To be able to claim the credit for child and dependent care expenses, you must file Form 1040, 1040-SR, or 1040-NR, and meet the qualifying tests. You must have paid expenses for the care of a qualifying individual to enable you or your spouse to work or actively look for work. Both the taxpayer and their spouse, if filing a joint return, must reside in the United States for at least half of the year.
Who is a qualifying individual?
The IRS states that a qualifying individual for the child and dependent care credit is:
- Your dependent qualifying child who is under age 13 when the care is provided
- Your spouse who is physically or mentally unable to care for themselves and live with you for more than half the year
- An individual who is physically or mentally unable to care for themselves, lived with you for more than half the year, and either:

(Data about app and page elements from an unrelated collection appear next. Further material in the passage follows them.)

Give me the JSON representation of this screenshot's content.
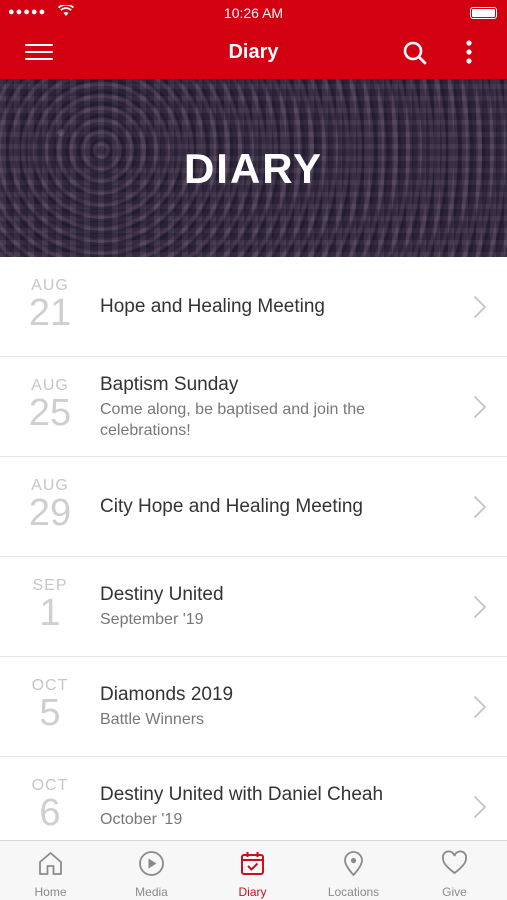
{
  "status_bar": {
    "signal": "●●●●●",
    "time": "10:26 AM"
  },
  "nav": {
    "title": "Diary"
  },
  "banner": {
    "title": "DIARY"
  },
  "events": [
    {
      "month": "AUG",
      "day": "21",
      "title": "Hope and Healing Meeting",
      "subtitle": ""
    },
    {
      "month": "AUG",
      "day": "25",
      "title": "Baptism Sunday",
      "subtitle": "Come along, be baptised and join the celebrations!"
    },
    {
      "month": "AUG",
      "day": "29",
      "title": "City Hope and Healing Meeting",
      "subtitle": ""
    },
    {
      "month": "SEP",
      "day": "1",
      "title": "Destiny United",
      "subtitle": "September '19"
    },
    {
      "month": "OCT",
      "day": "5",
      "title": "Diamonds 2019",
      "subtitle": "Battle Winners"
    },
    {
      "month": "OCT",
      "day": "6",
      "title": "Destiny United with Daniel Cheah",
      "subtitle": "October '19"
    }
  ],
  "tabs": [
    {
      "label": "Home",
      "icon": "home-icon"
    },
    {
      "label": "Media",
      "icon": "play-icon"
    },
    {
      "label": "Diary",
      "icon": "calendar-icon"
    },
    {
      "label": "Locations",
      "icon": "location-pin-icon"
    },
    {
      "label": "Give",
      "icon": "heart-icon"
    }
  ],
  "colors": {
    "brand": "#d20011",
    "active_tab": "#c8101e"
  }
}
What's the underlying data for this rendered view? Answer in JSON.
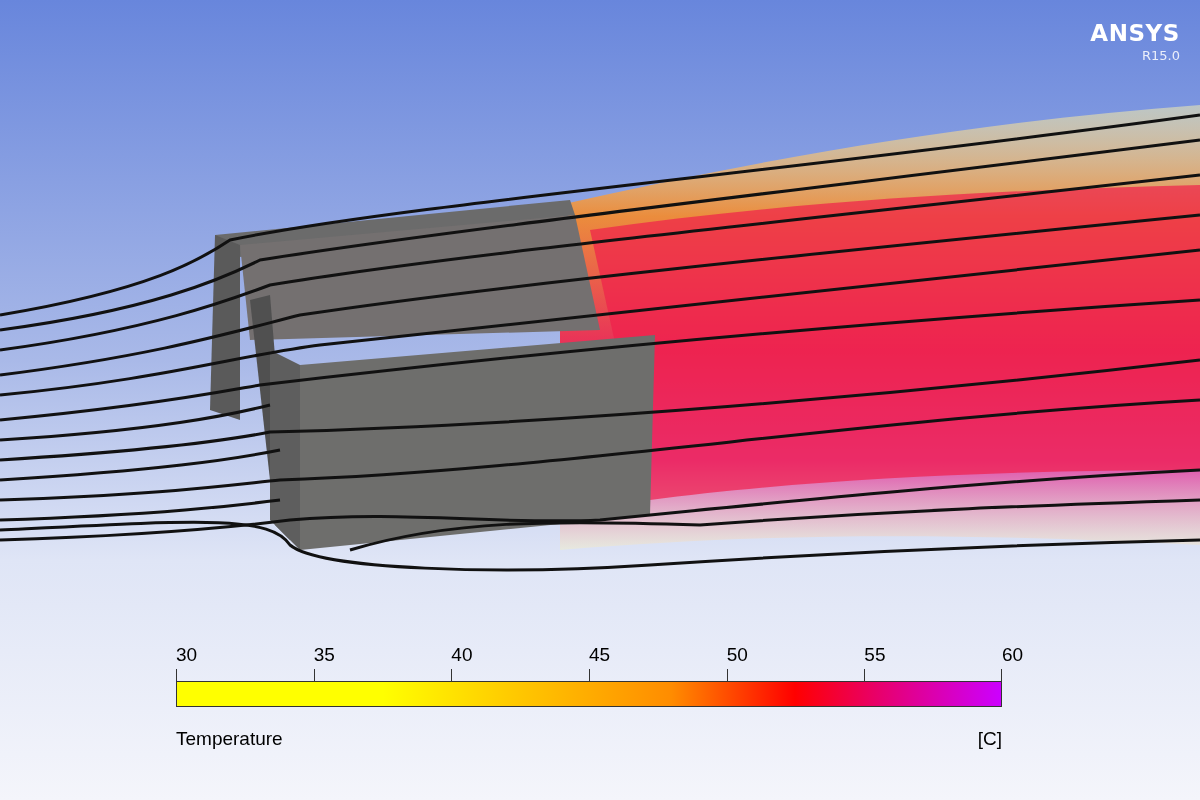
{
  "logo": {
    "name": "ANSYS",
    "version": "R15.0"
  },
  "legend": {
    "ticks": [
      "30",
      "35",
      "40",
      "45",
      "50",
      "55",
      "60"
    ],
    "variable": "Temperature",
    "unit": "[C]"
  }
}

- Is your dependent or
- could have been your dependent except that he or she has gross income that equals or exceeds the gross income test amount, files a joint return, or you (or your spouse) could have been claimed as a dependent on another taxpayer's return.
How much is the credit?

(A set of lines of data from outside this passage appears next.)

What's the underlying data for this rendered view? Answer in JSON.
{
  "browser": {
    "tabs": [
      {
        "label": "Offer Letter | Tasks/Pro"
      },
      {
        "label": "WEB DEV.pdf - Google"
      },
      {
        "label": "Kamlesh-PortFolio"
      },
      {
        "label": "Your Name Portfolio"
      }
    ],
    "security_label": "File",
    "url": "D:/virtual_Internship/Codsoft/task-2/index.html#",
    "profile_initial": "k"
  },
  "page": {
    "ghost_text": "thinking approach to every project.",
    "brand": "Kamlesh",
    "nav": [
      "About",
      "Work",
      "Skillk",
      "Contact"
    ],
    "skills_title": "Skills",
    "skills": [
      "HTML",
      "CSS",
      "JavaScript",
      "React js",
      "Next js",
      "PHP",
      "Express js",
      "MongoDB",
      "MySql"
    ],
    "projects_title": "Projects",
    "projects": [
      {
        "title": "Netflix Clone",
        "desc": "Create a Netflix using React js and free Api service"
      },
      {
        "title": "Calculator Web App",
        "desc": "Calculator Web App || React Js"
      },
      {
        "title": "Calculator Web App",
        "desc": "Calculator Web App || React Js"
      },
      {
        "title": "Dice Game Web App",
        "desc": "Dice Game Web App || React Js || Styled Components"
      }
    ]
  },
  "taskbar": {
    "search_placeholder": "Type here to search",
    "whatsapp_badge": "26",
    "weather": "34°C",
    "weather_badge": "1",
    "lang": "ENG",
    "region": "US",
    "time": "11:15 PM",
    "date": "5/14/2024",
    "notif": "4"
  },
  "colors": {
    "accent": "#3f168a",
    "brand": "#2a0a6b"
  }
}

For tax year 2022, the credit returns to it's previous requirements. There is a limit of $3,000 for one qualifying person, or $6,000 for two or more qualifying persons. The credit is no longer refundable.
Your credit amount is dependent on your income and can be between 20 and 35% ($600 - $1,050) of the expenses. The program will calculate the credit for you when you enter your eligible dependents and expenses.
For tax year 2021, the dependent care credit is a refundable credit. The maximum credit amount increased to 50% of the employment-related expenses. This equals $4,000 for one qualifying individual, or $8,000 for two or more qualifying individuals.
The amount of employer-provided dependent care benefits must be subtracted from the total expenses
The limit is $3,000 for one qualifying person, or $6,000 for two or more qualifying persons.
Is there an income limit to claim the credit?
No. However, the more you earn, the lower the percentage of employment-related expenses that are considered in determining the credit. Once your adjusted gross income is over $43,000, the maximum credit is 20% of your dependent care expenses ($3,000 X 20% = $600) .
The adjusted gross income level at which the credit percentage starts to phase out is raised to $125,000. Above $125,000, the 50% credit percentage goes down as income rises. It is entirely unavailable for any taxpayer with adjusted gross income over $438,000.